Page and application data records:
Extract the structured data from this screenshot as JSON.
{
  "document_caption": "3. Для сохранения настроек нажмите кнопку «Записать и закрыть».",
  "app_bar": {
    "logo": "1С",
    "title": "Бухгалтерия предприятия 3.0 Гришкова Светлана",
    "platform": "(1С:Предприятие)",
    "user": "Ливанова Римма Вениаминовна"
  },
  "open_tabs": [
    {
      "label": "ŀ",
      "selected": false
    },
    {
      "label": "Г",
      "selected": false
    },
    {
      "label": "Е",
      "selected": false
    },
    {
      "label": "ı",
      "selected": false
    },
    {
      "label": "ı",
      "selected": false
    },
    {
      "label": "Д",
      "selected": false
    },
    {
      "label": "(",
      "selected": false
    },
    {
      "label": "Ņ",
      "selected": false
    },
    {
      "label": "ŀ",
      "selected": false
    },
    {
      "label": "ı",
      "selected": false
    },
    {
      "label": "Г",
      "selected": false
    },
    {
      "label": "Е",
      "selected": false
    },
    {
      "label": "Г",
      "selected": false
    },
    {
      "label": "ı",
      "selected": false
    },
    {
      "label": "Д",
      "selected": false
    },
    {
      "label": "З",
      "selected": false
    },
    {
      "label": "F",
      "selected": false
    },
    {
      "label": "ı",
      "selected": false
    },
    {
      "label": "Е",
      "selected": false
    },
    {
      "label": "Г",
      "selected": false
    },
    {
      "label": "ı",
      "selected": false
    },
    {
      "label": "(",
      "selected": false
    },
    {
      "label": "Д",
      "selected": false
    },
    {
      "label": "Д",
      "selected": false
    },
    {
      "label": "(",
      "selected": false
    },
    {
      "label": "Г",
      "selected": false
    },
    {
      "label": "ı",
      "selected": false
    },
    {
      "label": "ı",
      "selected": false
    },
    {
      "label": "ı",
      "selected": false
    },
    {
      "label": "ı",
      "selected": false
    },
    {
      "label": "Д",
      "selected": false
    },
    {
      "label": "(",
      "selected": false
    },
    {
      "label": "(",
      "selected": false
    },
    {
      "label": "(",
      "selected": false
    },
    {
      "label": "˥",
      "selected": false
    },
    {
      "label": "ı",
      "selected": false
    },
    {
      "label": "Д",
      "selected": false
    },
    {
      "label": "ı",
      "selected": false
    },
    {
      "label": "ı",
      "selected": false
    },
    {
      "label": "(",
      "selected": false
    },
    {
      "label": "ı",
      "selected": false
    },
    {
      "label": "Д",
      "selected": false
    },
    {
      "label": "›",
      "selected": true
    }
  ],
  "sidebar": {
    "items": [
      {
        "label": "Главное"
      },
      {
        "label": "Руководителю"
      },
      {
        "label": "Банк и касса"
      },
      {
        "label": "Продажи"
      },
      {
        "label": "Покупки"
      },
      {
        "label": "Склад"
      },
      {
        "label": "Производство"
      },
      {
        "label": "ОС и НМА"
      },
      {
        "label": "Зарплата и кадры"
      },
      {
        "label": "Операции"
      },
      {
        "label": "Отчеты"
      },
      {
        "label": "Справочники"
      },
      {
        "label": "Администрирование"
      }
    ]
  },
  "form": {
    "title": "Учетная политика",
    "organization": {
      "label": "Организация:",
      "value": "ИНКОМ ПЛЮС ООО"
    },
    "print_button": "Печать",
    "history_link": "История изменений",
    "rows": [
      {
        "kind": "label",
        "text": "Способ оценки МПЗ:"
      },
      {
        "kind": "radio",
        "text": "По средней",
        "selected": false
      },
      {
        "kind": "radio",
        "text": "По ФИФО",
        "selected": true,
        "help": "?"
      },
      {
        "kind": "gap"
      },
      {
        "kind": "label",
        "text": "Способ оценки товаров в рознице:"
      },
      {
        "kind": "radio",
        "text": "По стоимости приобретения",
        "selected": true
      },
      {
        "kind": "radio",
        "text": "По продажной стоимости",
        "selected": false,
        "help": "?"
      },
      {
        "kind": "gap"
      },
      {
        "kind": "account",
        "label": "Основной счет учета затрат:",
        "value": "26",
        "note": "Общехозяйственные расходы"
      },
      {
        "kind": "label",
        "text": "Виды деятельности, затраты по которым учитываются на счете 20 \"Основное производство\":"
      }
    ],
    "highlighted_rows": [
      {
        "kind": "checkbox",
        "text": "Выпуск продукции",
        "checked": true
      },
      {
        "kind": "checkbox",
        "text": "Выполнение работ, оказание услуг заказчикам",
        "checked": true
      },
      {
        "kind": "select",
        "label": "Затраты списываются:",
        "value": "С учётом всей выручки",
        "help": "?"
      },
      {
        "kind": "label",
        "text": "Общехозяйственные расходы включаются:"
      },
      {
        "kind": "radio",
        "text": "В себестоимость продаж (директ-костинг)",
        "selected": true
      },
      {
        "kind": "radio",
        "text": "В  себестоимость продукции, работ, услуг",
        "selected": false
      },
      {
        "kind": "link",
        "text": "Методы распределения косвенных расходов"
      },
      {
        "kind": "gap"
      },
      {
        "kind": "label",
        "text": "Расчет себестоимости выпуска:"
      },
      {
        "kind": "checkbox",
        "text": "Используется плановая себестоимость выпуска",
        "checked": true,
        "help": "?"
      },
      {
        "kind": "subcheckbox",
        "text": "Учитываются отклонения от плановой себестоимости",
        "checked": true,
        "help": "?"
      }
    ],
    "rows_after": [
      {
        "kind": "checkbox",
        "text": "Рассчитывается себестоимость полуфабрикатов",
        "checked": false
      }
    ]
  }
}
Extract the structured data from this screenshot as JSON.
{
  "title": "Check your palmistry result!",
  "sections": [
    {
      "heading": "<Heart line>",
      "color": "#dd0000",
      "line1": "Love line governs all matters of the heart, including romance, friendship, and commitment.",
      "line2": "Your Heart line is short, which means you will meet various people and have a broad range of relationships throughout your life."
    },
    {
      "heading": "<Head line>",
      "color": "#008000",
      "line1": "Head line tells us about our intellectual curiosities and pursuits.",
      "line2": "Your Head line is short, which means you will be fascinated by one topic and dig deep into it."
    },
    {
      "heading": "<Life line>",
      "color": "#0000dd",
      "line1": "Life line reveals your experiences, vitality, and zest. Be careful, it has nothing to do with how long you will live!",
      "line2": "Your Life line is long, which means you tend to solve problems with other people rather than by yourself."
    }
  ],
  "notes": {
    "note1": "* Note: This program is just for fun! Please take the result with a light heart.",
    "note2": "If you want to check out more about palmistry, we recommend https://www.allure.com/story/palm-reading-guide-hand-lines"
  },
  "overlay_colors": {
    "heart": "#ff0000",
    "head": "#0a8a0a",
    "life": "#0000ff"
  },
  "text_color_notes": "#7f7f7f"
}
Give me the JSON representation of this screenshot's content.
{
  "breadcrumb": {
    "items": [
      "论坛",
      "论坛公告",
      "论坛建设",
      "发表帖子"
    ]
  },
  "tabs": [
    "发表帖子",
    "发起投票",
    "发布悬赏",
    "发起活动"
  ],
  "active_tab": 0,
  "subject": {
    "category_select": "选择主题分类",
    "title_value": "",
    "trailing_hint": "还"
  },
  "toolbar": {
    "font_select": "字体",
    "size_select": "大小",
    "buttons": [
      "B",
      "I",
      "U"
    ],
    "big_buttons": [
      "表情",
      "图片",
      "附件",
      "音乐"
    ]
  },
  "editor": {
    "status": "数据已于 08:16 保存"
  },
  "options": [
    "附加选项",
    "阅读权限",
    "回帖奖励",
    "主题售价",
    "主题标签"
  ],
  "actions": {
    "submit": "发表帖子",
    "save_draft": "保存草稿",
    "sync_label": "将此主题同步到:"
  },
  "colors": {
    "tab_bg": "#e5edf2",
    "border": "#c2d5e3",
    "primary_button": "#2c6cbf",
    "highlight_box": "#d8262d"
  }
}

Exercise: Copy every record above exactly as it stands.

Exercise output:
Extract the structured data from this screenshot as JSON.
{
  "document_caption": "3. Для сохранения настроек нажмите кнопку «Записать и закрыть».",
  "app_bar": {
    "logo": "1С",
    "title": "Бухгалтерия предприятия 3.0 Гришкова Светлана",
    "platform": "(1С:Предприятие)",
    "user": "Ливанова Римма Вениаминовна"
  },
  "open_tabs": [
    {
      "label": "ŀ",
      "selected": false
    },
    {
      "label": "Г",
      "selected": false
    },
    {
      "label": "Е",
      "selected": false
    },
    {
      "label": "ı",
      "selected": false
    },
    {
      "label": "ı",
      "selected": false
    },
    {
      "label": "Д",
      "selected": false
    },
    {
      "label": "(",
      "selected": false
    },
    {
      "label": "Ņ",
      "selected": false
    },
    {
      "label": "ŀ",
      "selected": false
    },
    {
      "label": "ı",
      "selected": false
    },
    {
      "label": "Г",
      "selected": false
    },
    {
      "label": "Е",
      "selected": false
    },
    {
      "label": "Г",
      "selected": false
    },
    {
      "label": "ı",
      "selected": false
    },
    {
      "label": "Д",
      "selected": false
    },
    {
      "label": "З",
      "selected": false
    },
    {
      "label": "F",
      "selected": false
    },
    {
      "label": "ı",
      "selected": false
    },
    {
      "label": "Е",
      "selected": false
    },
    {
      "label": "Г",
      "selected": false
    },
    {
      "label": "ı",
      "selected": false
    },
    {
      "label": "(",
      "selected": false
    },
    {
      "label": "Д",
      "selected": false
    },
    {
      "label": "Д",
      "selected": false
    },
    {
      "label": "(",
      "selected": false
    },
    {
      "label": "Г",
      "selected": false
    },
    {
      "label": "ı",
      "selected": false
    },
    {
      "label": "ı",
      "selected": false
    },
    {
      "label": "ı",
      "selected": false
    },
    {
      "label": "ı",
      "selected": false
    },
    {
      "label": "Д",
      "selected": false
    },
    {
      "label": "(",
      "selected": false
    },
    {
      "label": "(",
      "selected": false
    },
    {
      "label": "(",
      "selected": false
    },
    {
      "label": "˥",
      "selected": false
    },
    {
      "label": "ı",
      "selected": false
    },
    {
      "label": "Д",
      "selected": false
    },
    {
      "label": "ı",
      "selected": false
    },
    {
      "label": "ı",
      "selected": false
    },
    {
      "label": "(",
      "selected": false
    },
    {
      "label": "ı",
      "selected": false
    },
    {
      "label": "Д",
      "selected": false
    },
    {
      "label": "›",
      "selected": true
    }
  ],
  "sidebar": {
    "items": [
      {
        "label": "Главное"
      },
      {
        "label": "Руководителю"
      },
      {
        "label": "Банк и касса"
      },
      {
        "label": "Продажи"
      },
      {
        "label": "Покупки"
      },
      {
        "label": "Склад"
      },
      {
        "label": "Производство"
      },
      {
        "label": "ОС и НМА"
      },
      {
        "label": "Зарплата и кадры"
      },
      {
        "label": "Операции"
      },
      {
        "label": "Отчеты"
      },
      {
        "label": "Справочники"
      },
      {
        "label": "Администрирование"
      }
    ]
  },
  "form": {
    "title": "Учетная политика",
    "organization": {
      "label": "Организация:",
      "value": "ИНКОМ ПЛЮС ООО"
    },
    "print_button": "Печать",
    "history_link": "История изменений",
    "rows": [
      {
        "kind": "label",
        "text": "Способ оценки МПЗ:"
      },
      {
        "kind": "radio",
        "text": "По средней",
        "selected": false
      },
      {
        "kind": "radio",
        "text": "По ФИФО",
        "selected": true,
        "help": "?"
      },
      {
        "kind": "gap"
      },
      {
        "kind": "label",
        "text": "Способ оценки товаров в рознице:"
      },
      {
        "kind": "radio",
        "text": "По стоимости приобретения",
        "selected": true
      },
      {
        "kind": "radio",
        "text": "По продажной стоимости",
        "selected": false,
        "help": "?"
      },
      {
        "kind": "gap"
      },
      {
        "kind": "account",
        "label": "Основной счет учета затрат:",
        "value": "26",
        "note": "Общехозяйственные расходы"
      },
      {
        "kind": "label",
        "text": "Виды деятельности, затраты по которым учитываются на счете 20 \"Основное производство\":"
      }
    ],
    "highlighted_rows": [
      {
        "kind": "checkbox",
        "text": "Выпуск продукции",
        "checked": true
      },
      {
        "kind": "checkbox",
        "text": "Выполнение работ, оказание услуг заказчикам",
        "checked": true
      },
      {
        "kind": "select",
        "label": "Затраты списываются:",
        "value": "С учётом всей выручки",
        "help": "?"
      },
      {
        "kind": "label",
        "text": "Общехозяйственные расходы включаются:"
      },
      {
        "kind": "radio",
        "text": "В себестоимость продаж (директ-костинг)",
        "selected": true
      },
      {
        "kind": "radio",
        "text": "В  себестоимость продукции, работ, услуг",
        "selected": false
      },
      {
        "kind": "link",
        "text": "Методы распределения косвенных расходов"
      },
      {
        "kind": "gap"
      },
      {
        "kind": "label",
        "text": "Расчет себестоимости выпуска:"
      },
      {
        "kind": "checkbox",
        "text": "Используется плановая себестоимость выпуска",
        "checked": true,
        "help": "?"
      },
      {
        "kind": "subcheckbox",
        "text": "Учитываются отклонения от плановой себестоимости",
        "checked": true,
        "help": "?"
      }
    ],
    "rows_after": [
      {
        "kind": "checkbox",
        "text": "Рассчитывается себестоимость полуфабрикатов",
        "checked": false
      }
    ]
  }
}
Extract the structured data from this screenshot as JSON.
{
  "title": "Check your palmistry result!",
  "sections": [
    {
      "heading": "<Heart line>",
      "color": "#dd0000",
      "line1": "Love line governs all matters of the heart, including romance, friendship, and commitment.",
      "line2": "Your Heart line is short, which means you will meet various people and have a broad range of relationships throughout your life."
    },
    {
      "heading": "<Head line>",
      "color": "#008000",
      "line1": "Head line tells us about our intellectual curiosities and pursuits.",
      "line2": "Your Head line is short, which means you will be fascinated by one topic and dig deep into it."
    },
    {
      "heading": "<Life line>",
      "color": "#0000dd",
      "line1": "Life line reveals your experiences, vitality, and zest. Be careful, it has nothing to do with how long you will live!",
      "line2": "Your Life line is long, which means you tend to solve problems with other people rather than by yourself."
    }
  ],
  "notes": {
    "note1": "* Note: This program is just for fun! Please take the result with a light heart.",
    "note2": "If you want to check out more about palmistry, we recommend https://www.allure.com/story/palm-reading-guide-hand-lines"
  },
  "overlay_colors": {
    "heart": "#ff0000",
    "head": "#0a8a0a",
    "life": "#0000ff"
  },
  "text_color_notes": "#7f7f7f"
}
Give me the JSON representation of this screenshot's content.
{
  "breadcrumb": {
    "items": [
      "论坛",
      "论坛公告",
      "论坛建设",
      "发表帖子"
    ]
  },
  "tabs": [
    "发表帖子",
    "发起投票",
    "发布悬赏",
    "发起活动"
  ],
  "active_tab": 0,
  "subject": {
    "category_select": "选择主题分类",
    "title_value": "",
    "trailing_hint": "还"
  },
  "toolbar": {
    "font_select": "字体",
    "size_select": "大小",
    "buttons": [
      "B",
      "I",
      "U"
    ],
    "big_buttons": [
      "表情",
      "图片",
      "附件",
      "音乐"
    ]
  },
  "editor": {
    "status": "数据已于 08:16 保存"
  },
  "options": [
    "附加选项",
    "阅读权限",
    "回帖奖励",
    "主题售价",
    "主题标签"
  ],
  "actions": {
    "submit": "发表帖子",
    "save_draft": "保存草稿",
    "sync_label": "将此主题同步到:"
  },
  "colors": {
    "tab_bg": "#e5edf2",
    "border": "#c2d5e3",
    "primary_button": "#2c6cbf",
    "highlight_box": "#d8262d"
  }
}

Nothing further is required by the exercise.